[THE INPUT]
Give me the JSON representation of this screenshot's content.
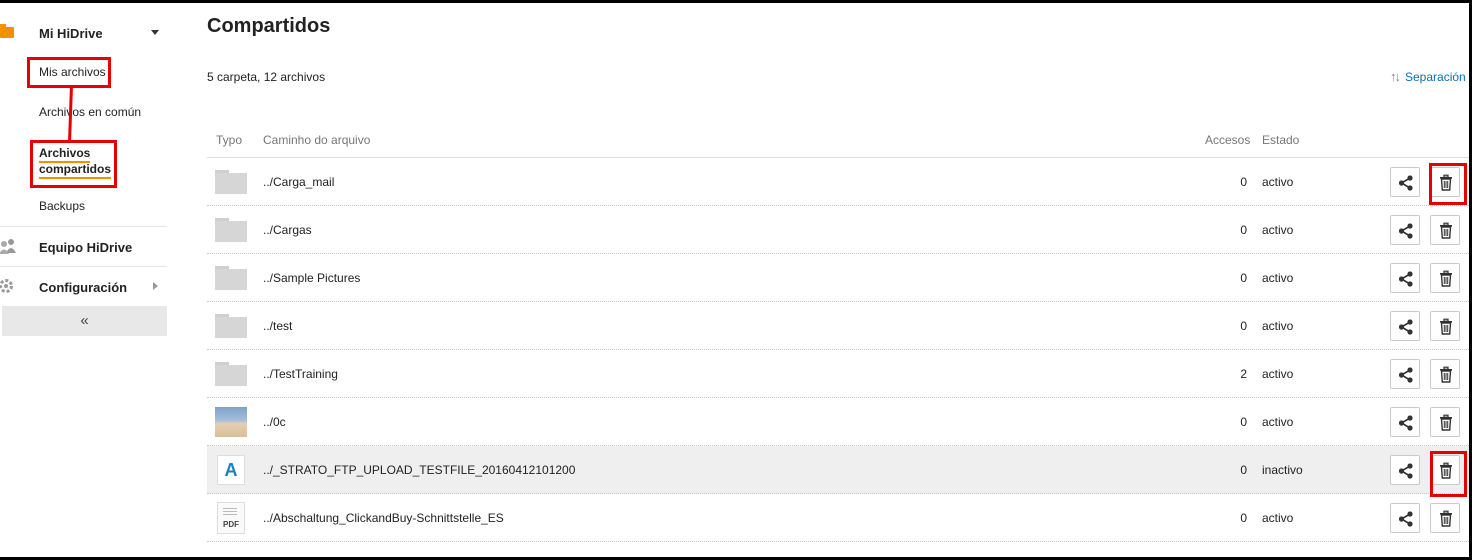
{
  "sidebar": {
    "my_hidrive": "Mi HiDrive",
    "my_files": "Mis archivos",
    "common_files": "Archivos en común",
    "shared_files_line1": "Archivos",
    "shared_files_line2": "compartidos",
    "backups": "Backups",
    "team": "Equipo HiDrive",
    "settings": "Configuración",
    "collapse": "«"
  },
  "main": {
    "title": "Compartidos",
    "summary": "5 carpeta, 12 archivos",
    "sort_label": "Separación"
  },
  "table": {
    "headers": {
      "type": "Typo",
      "path": "Caminho do arquivo",
      "accesses": "Accesos",
      "status": "Estado"
    },
    "rows": [
      {
        "type": "folder",
        "path": "../Carga_mail",
        "accesses": "0",
        "status": "activo"
      },
      {
        "type": "folder",
        "path": "../Cargas",
        "accesses": "0",
        "status": "activo"
      },
      {
        "type": "folder",
        "path": "../Sample Pictures",
        "accesses": "0",
        "status": "activo"
      },
      {
        "type": "folder",
        "path": "../test",
        "accesses": "0",
        "status": "activo"
      },
      {
        "type": "folder",
        "path": "../TestTraining",
        "accesses": "2",
        "status": "activo"
      },
      {
        "type": "image",
        "path": "../0c",
        "accesses": "0",
        "status": "activo"
      },
      {
        "type": "text",
        "type_glyph": "A",
        "path": "../_STRATO_FTP_UPLOAD_TESTFILE_20160412101200",
        "accesses": "0",
        "status": "inactivo"
      },
      {
        "type": "pdf",
        "type_glyph": "PDF",
        "path": "../Abschaltung_ClickandBuy-Schnittstelle_ES",
        "accesses": "0",
        "status": "activo"
      }
    ]
  },
  "icons": {
    "row_actions": [
      "share-icon",
      "trash-icon"
    ],
    "nav": [
      "folder-icon",
      "team-icon",
      "gear-icon"
    ]
  },
  "colors": {
    "accent": "#f29100",
    "link": "#0a6fb8",
    "annotation": "#e60000"
  }
}
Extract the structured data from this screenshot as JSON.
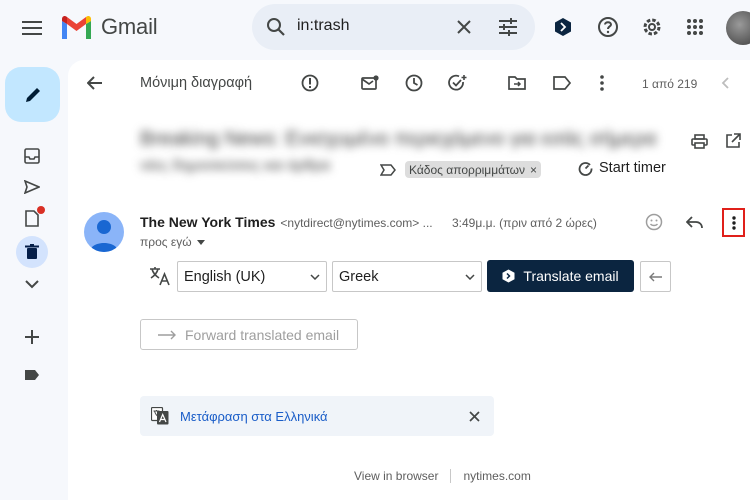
{
  "app": {
    "name": "Gmail"
  },
  "search": {
    "query": "in:trash"
  },
  "toolbar": {
    "delete_forever_label": "Μόνιμη διαγραφή",
    "page_counter": "1 από 219"
  },
  "email": {
    "subject_blurred": "Breaking News: Ενισχυμένο περιεχόμενο για εσάς σήμερα",
    "subject_blurred_line2": "νέες δημοσιεύσεις και άρθρα",
    "label_chip": "Κάδος απορριμμάτων",
    "start_timer": "Start timer",
    "sender_name": "The New York Times",
    "sender_email": "<nytdirect@nytimes.com> ...",
    "time": "3:49μ.μ. (πριν από 2 ώρες)",
    "to_me": "προς εγώ"
  },
  "translate": {
    "source_language": "English (UK)",
    "target_language": "Greek",
    "translate_button": "Translate email",
    "forward_button": "Forward translated email",
    "translation_link": "Μετάφραση στα Ελληνικά"
  },
  "footer": {
    "view_in_browser": "View in browser",
    "site": "nytimes.com"
  },
  "colors": {
    "compose_bg": "#c2e7ff",
    "translate_button_bg": "#0b2540",
    "link_blue": "#1a5dc8",
    "highlight_red": "#e0201a"
  }
}
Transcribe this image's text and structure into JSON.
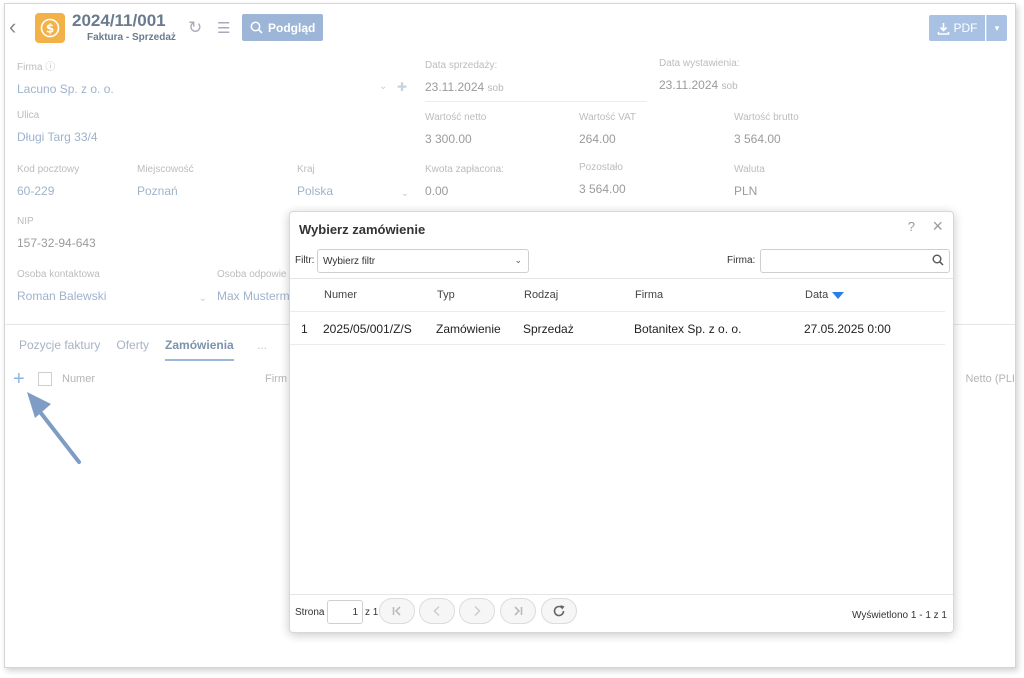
{
  "header": {
    "doc_number": "2024/11/001",
    "doc_subtitle": "Faktura - Sprzedaż",
    "preview_label": "Podgląd",
    "pdf_label": "PDF"
  },
  "form": {
    "firma": {
      "label": "Firma",
      "value": "Lacuno Sp. z o. o."
    },
    "data_sprzedazy": {
      "label": "Data sprzedaży:",
      "value": "23.11.2024",
      "day": "sob"
    },
    "data_wystawienia": {
      "label": "Data wystawienia:",
      "value": "23.11.2024",
      "day": "sob"
    },
    "ulica": {
      "label": "Ulica",
      "value": "Długi Targ 33/4"
    },
    "wartosc_netto": {
      "label": "Wartość netto",
      "value": "3 300.00"
    },
    "wartosc_vat": {
      "label": "Wartość VAT",
      "value": "264.00"
    },
    "wartosc_brutto": {
      "label": "Wartość brutto",
      "value": "3 564.00"
    },
    "kod_pocztowy": {
      "label": "Kod pocztowy",
      "value": "60-229"
    },
    "miejscowosc": {
      "label": "Miejscowość",
      "value": "Poznań"
    },
    "kraj": {
      "label": "Kraj",
      "value": "Polska"
    },
    "kwota_zaplacona": {
      "label": "Kwota zapłacona:",
      "value": "0.00"
    },
    "pozostalo": {
      "label": "Pozostało",
      "value": "3 564.00"
    },
    "waluta": {
      "label": "Waluta",
      "value": "PLN"
    },
    "nip": {
      "label": "NIP",
      "value": "157-32-94-643"
    },
    "osoba_kontaktowa": {
      "label": "Osoba kontaktowa",
      "value": "Roman Balewski"
    },
    "osoba_odpowiedzialna": {
      "label": "Osoba odpowie",
      "value": "Max Musterm"
    }
  },
  "tabs": [
    {
      "label": "Pozycje faktury"
    },
    {
      "label": "Oferty"
    },
    {
      "label": "Zamówienia"
    }
  ],
  "tab_more": "...",
  "list_headers": {
    "numer": "Numer",
    "firma": "Firm",
    "netto": "Netto (PLI"
  },
  "modal": {
    "title": "Wybierz zamówienie",
    "help": "?",
    "filter_label": "Filtr:",
    "filter_value": "Wybierz filtr",
    "firma_label": "Firma:",
    "columns": {
      "numer": "Numer",
      "typ": "Typ",
      "rodzaj": "Rodzaj",
      "firma": "Firma",
      "data": "Data"
    },
    "rows": [
      {
        "idx": "1",
        "numer": "2025/05/001/Z/S",
        "typ": "Zamówienie",
        "rodzaj": "Sprzedaż",
        "firma": "Botanitex Sp. z o. o.",
        "data": "27.05.2025 0:00"
      }
    ],
    "pager": {
      "page_label": "Strona",
      "page": "1",
      "of_label": "z 1",
      "info": "Wyświetlono 1 - 1 z 1"
    }
  }
}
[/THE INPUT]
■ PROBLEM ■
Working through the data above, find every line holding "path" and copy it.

■ OUTPUT FOR THIS TASK ■
      "path": "Caminho do arquivo",
        "path": "../Carga_mail",
        "path": "../Cargas",
        "path": "../Sample Pictures",
        "path": "../test",
        "path": "../TestTraining",
        "path": "../0c",
        "path": "../_STRATO_FTP_UPLOAD_TESTFILE_20160412101200",
        "path": "../Abschaltung_ClickandBuy-Schnittstelle_ES",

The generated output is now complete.